I’ve heard this from blue collar iron workers to white color businessmen. “Life is too short to partake of cheap beer, cigars,” or any other condiment of our existence. But is it? C. S. Lewis warns that covetousness – which Paul says is idolatry – is attached not only to quantity but quality (Screwtape Letters, 81). We’re going to need a pastor to sort this out.
Not this one. The pastor in Goethe’s Hermann and Dorethea, a delightful 18th century poem about love. The pastor, believe it or not, is the hero of this story. He’s neither narrow-minded, stupid, nor supercilious. The first several times Goethe refers to him as “the good pastor” I was waiting for the other shoe to drop right on the man’s head. But it doesn’t.
A group of people are anxiously waiting for the return of Hermann do know whether the woo he’s been pitching has been caught by Dorothea. A father in the group says that his father long ago taught him patience by means of death. Death was coming soon enough for all, the patient and impatient alike. When you’re impatient about anything you’re only bidding the undertaker come for you sooner rather than later.
I thought the realization that impatience about anything is really impatience about death very wise until the good pastor stepped in. He said patience should be taught by means of life not fear of death (418-419).
This got me to cogitating. Saying “Life is too short to do or not to do something” seems the same error. It is unbelief that parties hearty to the rallying cry, “Let us eat, drink, and be merry for tomorrow we die.” Faith parties to the question “What is the World to Me?” that comes from being rescued from the mire of this present darkness to become a wayfarer passing through it. Faith dances not to “I’m going to party like it’s 1999” but to “I Would not Live Always.”
Life is not too short to go without the best or to only go with the best.
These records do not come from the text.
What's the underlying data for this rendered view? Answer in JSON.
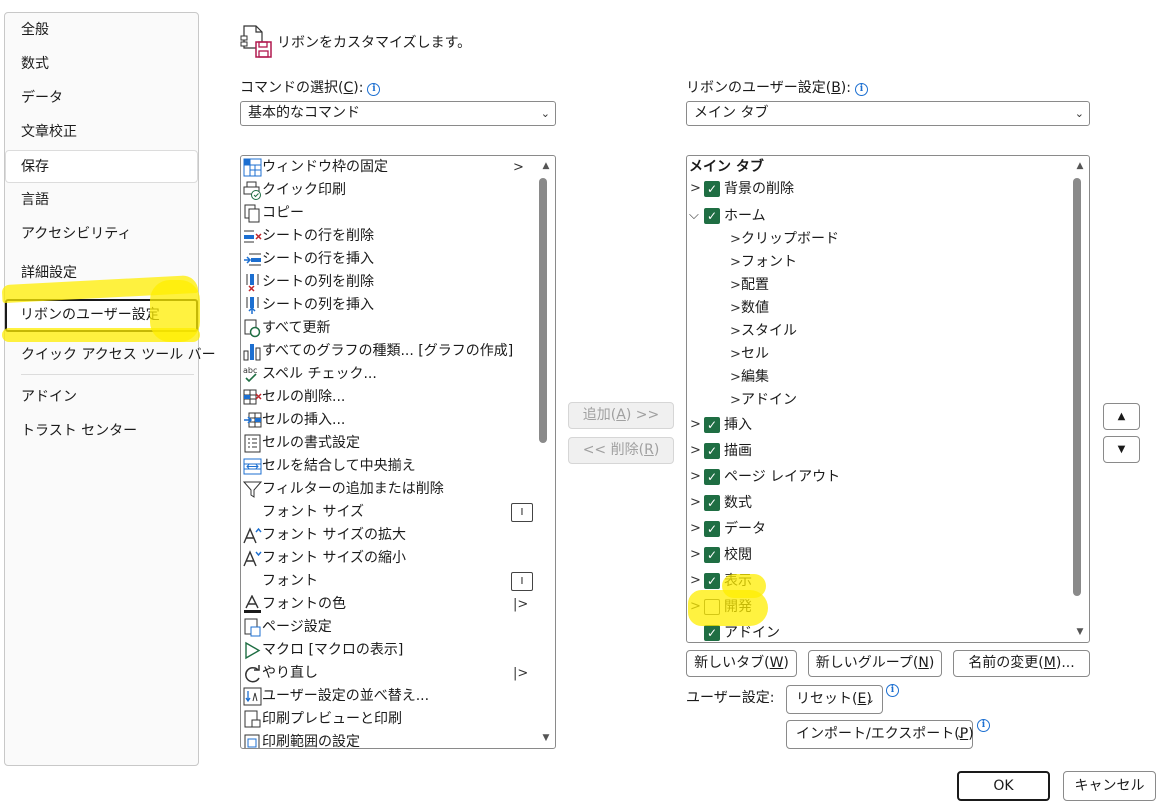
{
  "nav": {
    "items": [
      {
        "label": "全般"
      },
      {
        "label": "数式"
      },
      {
        "label": "データ"
      },
      {
        "label": "文章校正"
      },
      {
        "label": "保存"
      },
      {
        "label": "言語"
      },
      {
        "label": "アクセシビリティ"
      },
      {
        "label": "詳細設定"
      },
      {
        "label": "リボンのユーザー設定"
      },
      {
        "label": "クイック アクセス ツール バー"
      },
      {
        "label": "アドイン"
      },
      {
        "label": "トラスト センター"
      }
    ]
  },
  "header": {
    "title": "リボンをカスタマイズします。"
  },
  "left_panel": {
    "label_main": "コマンドの選択(",
    "label_key": "C",
    "label_end": "):",
    "combo_value": "基本的なコマンド",
    "commands": [
      {
        "label": "ウィンドウ枠の固定",
        "icon": "freeze-panes-icon"
      },
      {
        "label": "クイック印刷",
        "icon": "quick-print-icon"
      },
      {
        "label": "コピー",
        "icon": "copy-icon"
      },
      {
        "label": "シートの行を削除",
        "icon": "delete-row-icon"
      },
      {
        "label": "シートの行を挿入",
        "icon": "insert-row-icon"
      },
      {
        "label": "シートの列を削除",
        "icon": "delete-column-icon"
      },
      {
        "label": "シートの列を挿入",
        "icon": "insert-column-icon"
      },
      {
        "label": "すべて更新",
        "icon": "refresh-all-icon"
      },
      {
        "label": "すべてのグラフの種類... [グラフの作成]",
        "icon": "chart-icon"
      },
      {
        "label": "スペル チェック...",
        "icon": "spell-check-icon"
      },
      {
        "label": "セルの削除...",
        "icon": "delete-cells-icon"
      },
      {
        "label": "セルの挿入...",
        "icon": "insert-cells-icon"
      },
      {
        "label": "セルの書式設定",
        "icon": "format-cells-icon"
      },
      {
        "label": "セルを結合して中央揃え",
        "icon": "merge-center-icon"
      },
      {
        "label": "フィルターの追加または削除",
        "icon": "filter-icon"
      },
      {
        "label": "フォント サイズ",
        "icon": ""
      },
      {
        "label": "フォント サイズの拡大",
        "icon": "font-grow-icon"
      },
      {
        "label": "フォント サイズの縮小",
        "icon": "font-shrink-icon"
      },
      {
        "label": "フォント",
        "icon": ""
      },
      {
        "label": "フォントの色",
        "icon": "font-color-icon"
      },
      {
        "label": "ページ設定",
        "icon": "page-setup-icon"
      },
      {
        "label": "マクロ [マクロの表示]",
        "icon": "macro-icon"
      },
      {
        "label": "やり直し",
        "icon": "redo-icon"
      },
      {
        "label": "ユーザー設定の並べ替え...",
        "icon": "custom-sort-icon"
      },
      {
        "label": "印刷プレビューと印刷",
        "icon": "print-preview-icon"
      },
      {
        "label": "印刷範囲の設定",
        "icon": "print-area-icon"
      }
    ],
    "abc_glyph": "abc",
    "font_size_control": "I"
  },
  "middle": {
    "add_main": "追加(",
    "add_key": "A",
    "add_end": ") >>",
    "remove_main": "<< 削除(",
    "remove_key": "R",
    "remove_end": ")"
  },
  "right_panel": {
    "label_main": "リボンのユーザー設定(",
    "label_key": "B",
    "label_end": "):",
    "combo_value": "メイン タブ",
    "tree_header": "メイン タブ",
    "tree": [
      {
        "label": "背景の削除",
        "checked": true,
        "expanded": false,
        "level": 0
      },
      {
        "label": "ホーム",
        "checked": true,
        "expanded": true,
        "level": 0
      },
      {
        "label": "クリップボード",
        "level": 1
      },
      {
        "label": "フォント",
        "level": 1
      },
      {
        "label": "配置",
        "level": 1
      },
      {
        "label": "数値",
        "level": 1
      },
      {
        "label": "スタイル",
        "level": 1
      },
      {
        "label": "セル",
        "level": 1
      },
      {
        "label": "編集",
        "level": 1
      },
      {
        "label": "アドイン",
        "level": 1
      },
      {
        "label": "挿入",
        "checked": true,
        "expanded": false,
        "level": 0
      },
      {
        "label": "描画",
        "checked": true,
        "expanded": false,
        "level": 0
      },
      {
        "label": "ページ レイアウト",
        "checked": true,
        "expanded": false,
        "level": 0
      },
      {
        "label": "数式",
        "checked": true,
        "expanded": false,
        "level": 0
      },
      {
        "label": "データ",
        "checked": true,
        "expanded": false,
        "level": 0
      },
      {
        "label": "校閲",
        "checked": true,
        "expanded": false,
        "level": 0
      },
      {
        "label": "表示",
        "checked": true,
        "expanded": false,
        "level": 0
      },
      {
        "label": "開発",
        "checked": false,
        "expanded": false,
        "level": 0
      },
      {
        "label": "アドイン",
        "checked": true,
        "expanded": false,
        "level": 0
      }
    ],
    "new_tab": {
      "main": "新しいタブ(",
      "key": "W",
      "end": ")"
    },
    "new_group": {
      "main": "新しいグループ(",
      "key": "N",
      "end": ")"
    },
    "rename": {
      "main": "名前の変更(",
      "key": "M",
      "end": ")..."
    },
    "user_settings_label": "ユーザー設定:",
    "reset": {
      "main": "リセット(",
      "key": "E",
      "end": ")"
    },
    "import_export": {
      "main": "インポート/エクスポート(",
      "key": "P",
      "end": ")"
    },
    "info_glyph": "i",
    "checkmark": "✓"
  },
  "footer": {
    "ok": "OK",
    "cancel": "キャンセル"
  },
  "colors": {
    "check_green": "#1f6e43",
    "highlight_yellow": "#ffee00",
    "info_blue": "#1c6fd1"
  }
}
Life in Christ is way, way too long to pay attention to what shall we eat? What shall we drink? What shall we put on. Unbelief, says Jesus, seeks after these things, fixates on these things, judges how it is doing according to how much or how little of the finer things of life it has.
With Jacob, in contradistinction from Esau in Genesis 32, we have all in Christ. The Esaus of the world have enough, plenty, numerous, but not all and so they are ever seeking more.
There is, however, another side to this. Jesus furnishes the best wine at Cana; the Prodigal’s Father kills the fattened calf. Simon the Pharisee didn’t even give water for Jesus’ feet the forgiven woman gave tears; he didn’t greet Jesus with a kiss; the forgiven woman kissed Jesus’ feet; Simon didn’t anoint Jesus’ head with oil; the forgiven woman anointed Jesus’ feet with expensive perfume. You see? Jesus valued the best, and the best was used to express His acceptance of us and our worship of Him. As a pastor, I experience this too. People have shared with me the very best in beer, bourbon, cigars, pipes, guns, etc., etc., etc. So, here’s the rub.
The 1982 Texas District Convention was held at the Fairmont Hotel in Dallas. Preceding an evening session there was a resplendent happy hour replete with the best hors d’oeuvres and magnificently carved ice sculptures. In the session that followed, Rev. Bryan Sullivan said: “I’m afraid we have made the O so subtle shift from ‘There’s nothing too good for the Lord’ to ‘There’s nothing too good for the Lord’s workers.’” He was hissed and booed.
I’m not wondering here if you’ve made such a shift; I know that I have in many ways. Not being content with such things that you have, even if they’re cheap things, is worse than being content with the best things that you have received from the Lord’s hand. But such contentment can’t be taught by the fear of dying too soon, but only by the joy of living forever having all things in Christ.